Ever looked at the dog food aisles in your local market and notice the dozens of brands and wonder which one you should feed your pet? Dry food, canned food, semi-moist food, labeled with words like natural, holistic, super-premium, and the infamous “organic”, how do you know which is right for your dog? In this post I will address some commonly asked questions about dog food:
1. If a dog food is more expensive, does that mean it is better? Sometimes it makes us feel better when we splurge on expensive foods, but quality is not always associated with price. Just like humans pets have different nutritional needs and wants that we should seek to fulfill.
2. What is in my dog’s food? Ingredients vary from manufacturer and also brand, however most will meet the standards that are set by the Association of American Feed Control Officials (AAFCO). These standards cover proteins that supply the required amino acids, fatty acids, vitamins, minerals and other nutrients. Each manufacturer has their own recipes and may use animal or plant proteins, grains or other forms of carbohydrates, fats, moisture, vitamins and minerals. The FDA evaluates and ensures that these foods are labeled appropriately and safe for animal consumption.
3. How do I know it is a high quality food? First look at the label and check for the AAFCO stamp at assure that the recipe meets the nutritional adequacy statement to provide a complete and balanced nutrition. Check for the life stage that includes: Growth which is appropriate for puppies, Adult Maintenance, Gestation/Lactation, or Senior which is for older dogs. There is even a, “all life stages” food label evaluated as appropriate from weaning to adulthood. When choosing consider your pet’s flavor preferences, medical conditions, and environment and lifestyle. Try the food for six to eight weeks and see what affects it is having on your pet. Larger than normal stools or diarrhea will suggest there is a digestive problem with your pet and that particular food. A shiny coat and a general healthy look will suggest that it fits your pet’s nutritional needs. If skin, ear, joint or other problems manifest assume it could be the food and stop with that particular choice. What might work for one dog may not work for another, so be aware of the wide variety of diets to find the optimum one for your pet’s need.

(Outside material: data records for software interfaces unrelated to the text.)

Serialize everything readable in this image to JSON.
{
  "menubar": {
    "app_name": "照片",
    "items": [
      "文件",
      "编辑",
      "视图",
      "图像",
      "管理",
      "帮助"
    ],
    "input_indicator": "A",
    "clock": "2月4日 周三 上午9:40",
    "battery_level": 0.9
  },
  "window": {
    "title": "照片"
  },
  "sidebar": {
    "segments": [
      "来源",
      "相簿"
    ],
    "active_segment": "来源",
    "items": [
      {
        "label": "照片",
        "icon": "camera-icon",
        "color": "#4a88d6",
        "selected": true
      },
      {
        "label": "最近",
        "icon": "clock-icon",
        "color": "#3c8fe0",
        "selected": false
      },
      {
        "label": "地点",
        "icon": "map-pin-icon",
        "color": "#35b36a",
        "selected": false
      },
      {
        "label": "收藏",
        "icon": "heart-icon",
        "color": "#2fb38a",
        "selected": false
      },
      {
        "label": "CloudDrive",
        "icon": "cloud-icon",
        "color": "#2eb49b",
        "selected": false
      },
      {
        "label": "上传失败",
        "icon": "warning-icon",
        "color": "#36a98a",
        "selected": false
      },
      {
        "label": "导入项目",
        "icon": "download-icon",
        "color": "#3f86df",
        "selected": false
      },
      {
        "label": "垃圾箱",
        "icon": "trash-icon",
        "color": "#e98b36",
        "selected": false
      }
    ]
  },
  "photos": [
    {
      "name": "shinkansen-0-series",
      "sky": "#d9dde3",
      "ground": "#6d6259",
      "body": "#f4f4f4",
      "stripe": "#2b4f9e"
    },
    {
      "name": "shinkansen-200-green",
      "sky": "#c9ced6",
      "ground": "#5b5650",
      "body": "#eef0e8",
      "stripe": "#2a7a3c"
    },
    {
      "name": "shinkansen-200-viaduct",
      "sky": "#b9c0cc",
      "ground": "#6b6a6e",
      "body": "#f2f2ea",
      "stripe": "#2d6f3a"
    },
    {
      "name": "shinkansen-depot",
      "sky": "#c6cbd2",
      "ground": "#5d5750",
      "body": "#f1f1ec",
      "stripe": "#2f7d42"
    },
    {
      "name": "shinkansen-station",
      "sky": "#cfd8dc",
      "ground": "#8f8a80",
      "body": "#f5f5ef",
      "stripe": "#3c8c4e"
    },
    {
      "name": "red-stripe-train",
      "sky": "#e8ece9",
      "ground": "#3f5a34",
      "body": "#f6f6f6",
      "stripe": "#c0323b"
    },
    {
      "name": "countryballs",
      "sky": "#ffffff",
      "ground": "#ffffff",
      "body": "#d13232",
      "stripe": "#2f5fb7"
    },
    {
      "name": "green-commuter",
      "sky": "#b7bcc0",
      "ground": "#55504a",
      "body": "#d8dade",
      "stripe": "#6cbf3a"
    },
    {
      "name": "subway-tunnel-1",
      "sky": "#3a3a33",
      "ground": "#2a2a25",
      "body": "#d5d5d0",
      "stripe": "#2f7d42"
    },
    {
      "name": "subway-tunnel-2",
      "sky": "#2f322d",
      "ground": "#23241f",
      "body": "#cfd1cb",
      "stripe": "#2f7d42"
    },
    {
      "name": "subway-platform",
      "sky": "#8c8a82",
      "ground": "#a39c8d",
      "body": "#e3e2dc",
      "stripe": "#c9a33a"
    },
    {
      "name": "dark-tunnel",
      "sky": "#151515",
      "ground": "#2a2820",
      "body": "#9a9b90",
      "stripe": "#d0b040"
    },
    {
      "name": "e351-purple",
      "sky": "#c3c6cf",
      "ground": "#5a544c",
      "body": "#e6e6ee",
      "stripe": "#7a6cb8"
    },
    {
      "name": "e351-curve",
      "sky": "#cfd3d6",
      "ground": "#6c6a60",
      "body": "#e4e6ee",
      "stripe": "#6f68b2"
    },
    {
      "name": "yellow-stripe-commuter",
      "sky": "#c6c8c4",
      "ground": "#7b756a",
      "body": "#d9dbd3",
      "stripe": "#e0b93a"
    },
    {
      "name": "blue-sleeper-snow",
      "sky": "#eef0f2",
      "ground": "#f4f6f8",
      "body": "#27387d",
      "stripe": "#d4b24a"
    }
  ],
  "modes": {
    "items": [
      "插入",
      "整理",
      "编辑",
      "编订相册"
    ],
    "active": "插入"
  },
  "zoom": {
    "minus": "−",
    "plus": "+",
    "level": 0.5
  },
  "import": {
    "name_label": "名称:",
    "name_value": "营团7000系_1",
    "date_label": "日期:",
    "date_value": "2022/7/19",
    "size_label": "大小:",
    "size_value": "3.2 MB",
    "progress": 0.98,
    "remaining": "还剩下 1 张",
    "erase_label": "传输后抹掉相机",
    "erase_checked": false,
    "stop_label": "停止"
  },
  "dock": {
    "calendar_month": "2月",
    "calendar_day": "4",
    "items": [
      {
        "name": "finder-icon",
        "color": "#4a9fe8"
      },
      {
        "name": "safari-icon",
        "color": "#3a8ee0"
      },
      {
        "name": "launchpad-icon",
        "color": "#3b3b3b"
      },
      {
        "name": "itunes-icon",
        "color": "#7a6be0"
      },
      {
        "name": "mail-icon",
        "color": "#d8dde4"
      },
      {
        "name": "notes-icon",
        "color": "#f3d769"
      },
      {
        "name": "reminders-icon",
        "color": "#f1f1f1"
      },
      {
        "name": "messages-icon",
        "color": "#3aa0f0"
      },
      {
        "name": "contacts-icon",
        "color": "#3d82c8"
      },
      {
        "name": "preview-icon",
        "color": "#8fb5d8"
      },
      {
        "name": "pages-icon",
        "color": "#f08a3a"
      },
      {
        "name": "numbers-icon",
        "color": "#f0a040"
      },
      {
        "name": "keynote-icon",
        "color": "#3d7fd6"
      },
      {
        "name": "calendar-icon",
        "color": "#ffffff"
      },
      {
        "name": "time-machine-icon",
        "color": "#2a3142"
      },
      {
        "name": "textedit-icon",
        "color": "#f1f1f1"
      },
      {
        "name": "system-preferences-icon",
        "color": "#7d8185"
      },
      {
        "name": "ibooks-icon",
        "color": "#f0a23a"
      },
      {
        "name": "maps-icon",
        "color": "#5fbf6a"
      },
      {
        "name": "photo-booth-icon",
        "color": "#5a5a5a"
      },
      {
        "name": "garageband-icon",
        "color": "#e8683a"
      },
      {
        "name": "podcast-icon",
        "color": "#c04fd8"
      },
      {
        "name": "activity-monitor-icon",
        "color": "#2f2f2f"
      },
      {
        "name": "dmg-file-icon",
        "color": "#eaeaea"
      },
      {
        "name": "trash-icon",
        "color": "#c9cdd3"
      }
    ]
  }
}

4. Should I feed wet or dry food? Much of this is based on your pets preference. Dry food general costs less per serving and it is typically more concentrated and will require smaller portions sizes. This is basically because the moisture has been removed, dry food has approximately 6-10% moisture, while canned will have 75% moisture. Dogs with urinary tract problems may do better with canned food because the moisture content is higher. It may also be more filling and aid in a weight loss program for the overweight dog. Some of the dry foods are developed to help clean teeth, while dogs with severe dental issues may do better with moist foods. One thing to keep in mind is that wet food typically is higher in fat and protein and has less carbohydrates, dry food will contain starch.
5. “Organic”, “Holistic”, “All-Natural” what does this mean? There really is no official definition for organic dog food. These are generally just marketing terms. “Natural” means that no synthetic ingredients are found in the product. Synthetic means a chemical synthesis produced in a lab. Baking powder cannot be labeled as natural because it is a product of chemical synthesis.
6. How big of portion do I feed my dog? Truth is as owners we will often feed our pets too much. Like humans a growing number of the population of pets are overweight, which creates risks for problems of arthritis, heart disease, diabetes or other sever medical conditions. The manufactures labels often overestimate how much food is needed, but veterinarians often use these as guidelines. If you can’t feel your dog’s ribs you are over-feeding him. If you can see fat deposits on the back and at the base of the tail and you can’t see a waist behind the ribs when looking down at your pet you are feeding them too much. The opposite is true when you are under-feeding, you will see ribs, vertebrae, pelvic bones and no fat over the bone. Growing puppies need about twice the calories per pound than an adult dog and the converse is that older dogs need about 20% fewer calories than the middle aged dog. Metabolisms in humans and animals both slow down as we age.
7. How often should I feed my dog? Again this question is answered based on the dogs age. Puppies under 16 weeks should be fed 3 times daily, after that they can be fed twice daily. Adult dogs can be fed once or twice daily, but twice daily is generally better for digestibility, just remember to control the portion size. If you are feeding two dogs at a time make sure you watch that one dog isn’t eating both portions.
8. How can I switch my dog’s food without disrupting his routine? It generally will take six to seven days to make the switch over and let your dog’s digestive system adjust. You may choose to mix the new food with the old, slowly removing the portion of the old each day. This will vary with each dog and will be adjusted as necessary. Always consider discussing with your veterinarian the dietary needs of your pet based on their recommendations.